This means, for example, that the Pacific island of Palau, which has a population of about 19,000, consumes nearly 60 tons of carbon dioxide per capita. But the islanders themselves are not the real problem. About a hundred thousand tourists come to the islands every year – by ship and plane.

“Man’s moment on the moon in Europe”

Scientists who have published a study on retail carbon dioxide emissions in Nature Climate Change have reached the conclusion that “the country of origin as an investor should bear greater responsibility for reducing carbon emissions.”

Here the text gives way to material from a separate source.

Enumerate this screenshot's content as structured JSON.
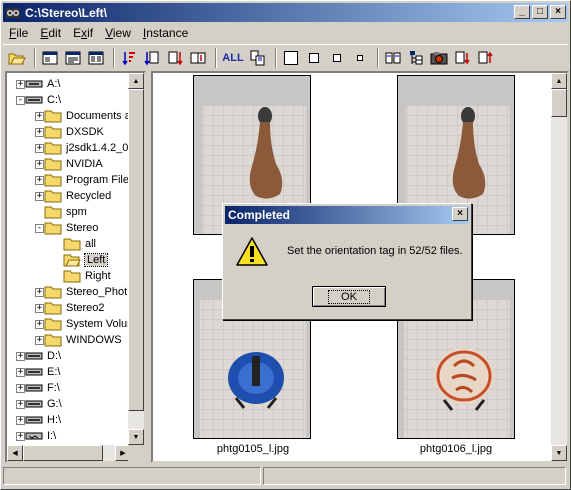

With the new law, Germany’s industrialized nation now wants to take on more responsibility for climate protection. Within a few weeks, however, goals may have to change again. Because the European Union also wants to lead the way in climate protection. “This is a man’s moment on the moon in Europe,” said European Commission President Ursula von der Leyen. In July, the specific requirements of the member states will be followed, which means that a new climate protection law may be necessary for Germany.